General information about the diagnosis (http://ghr.nlm.nih.gov/handbook/consult/diagnosis) and management (http://ghr.nlm.nih.gov/handbook/consult/treatment) of genetic conditions is available in the Handbook. Read more about genetic testing (http://ghr.nlm.nih.gov/handbook/testing), particularly the difference between clinical tests and research tests (http://ghr.nlm.nih.gov/handbook/testing/researchtesting).
To locate a healthcare provider, see How can I find a genetics professional in my area? (http://ghr.nlm.nih.gov/handbook/consult/findingprofessional) in the Handbook.
You may find the following resources about von Willebrand disease helpful. These materials are written for the general public.

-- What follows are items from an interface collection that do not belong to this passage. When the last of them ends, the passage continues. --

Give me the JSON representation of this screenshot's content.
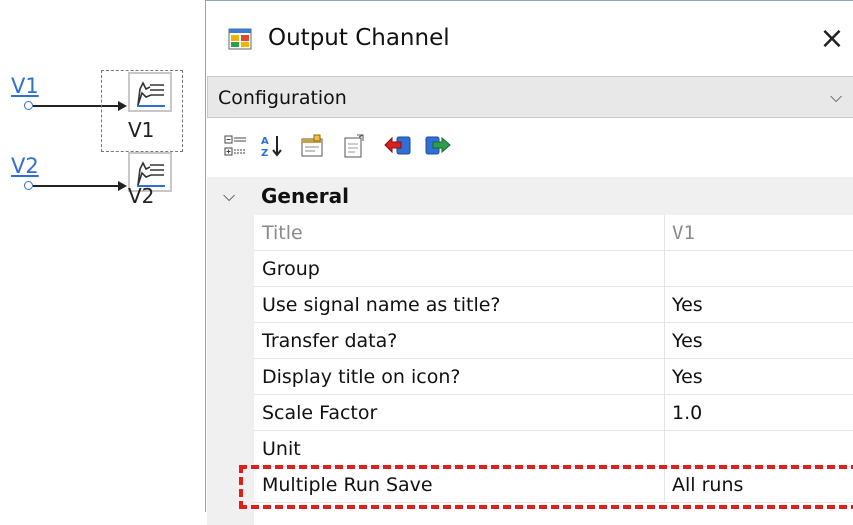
{
  "schematic": {
    "signals": [
      {
        "label": "V1",
        "block_name": "V1"
      },
      {
        "label": "V2",
        "block_name": "V2"
      }
    ]
  },
  "dialog": {
    "title": "Output Channel",
    "close_glyph": "×",
    "config_combo": {
      "value": "Configuration",
      "arrow": "⌵"
    },
    "toolbar": [
      {
        "icon": "categorized-icon"
      },
      {
        "icon": "sort-alphabetical-icon"
      },
      {
        "icon": "property-pages-icon"
      },
      {
        "icon": "copy-properties-icon"
      },
      {
        "icon": "import-red-arrow-icon"
      },
      {
        "icon": "export-green-arrow-icon"
      }
    ]
  },
  "property_grid": {
    "category": {
      "label": "General",
      "chevron": "⌵"
    },
    "rows": [
      {
        "name": "Title",
        "value": "V1",
        "disabled": true
      },
      {
        "name": "Group",
        "value": ""
      },
      {
        "name": "Use signal name as title?",
        "value": "Yes"
      },
      {
        "name": "Transfer data?",
        "value": "Yes"
      },
      {
        "name": "Display title on icon?",
        "value": "Yes"
      },
      {
        "name": "Scale Factor",
        "value": "1.0"
      },
      {
        "name": "Unit",
        "value": ""
      },
      {
        "name": "Multiple Run Save",
        "value": "All runs",
        "highlighted": true
      }
    ]
  },
  "colors": {
    "signal_blue": "#2f6fd6",
    "highlight_red": "#e0201a",
    "category_bg": "#f0f0f0"
  }
}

You may also be interested in these resources, which are designed for healthcare professionals and researchers.
For more information about naming genetic conditions, see the Genetics Home Reference Condition Naming Guidelines (http://ghr.nlm.nih.gov/ConditionNameGuide) and How are genetic conditions and genes named? (http://ghr.nlm.nih.gov/handbook/mutationsanddisorders/naming) in the Handbook.
Ask the Genetic and Rare Diseases Information Center (https://rarediseases.info.nih.gov/gard).
autosomal ; autosomal dominant ; autosomal recessive ; blood clotting ; bone marrow ; breakdown ; cell ; clotting ; clotting factor ; deficiency ; gene ; inheritance ; inherited ; injury ; menstruation ; platelets ; protein ; recessive ; spontaneous ; stress ; surgery ; syndrome ; thrombocytopenia ; trauma ; vascular
You may find definitions for these and many other terms in the Genetics Home Reference Glossary.
The resources on this site should not be used as a substitute for professional medical care or advice. Users seeking information about a personal genetic disease, syndrome, or condition should consult with a qualified healthcare professional. See How can I find a genetics professional in my area? (http://ghr.nlm.nih.gov/handbook/consult/findingprofessional) in the Handbook.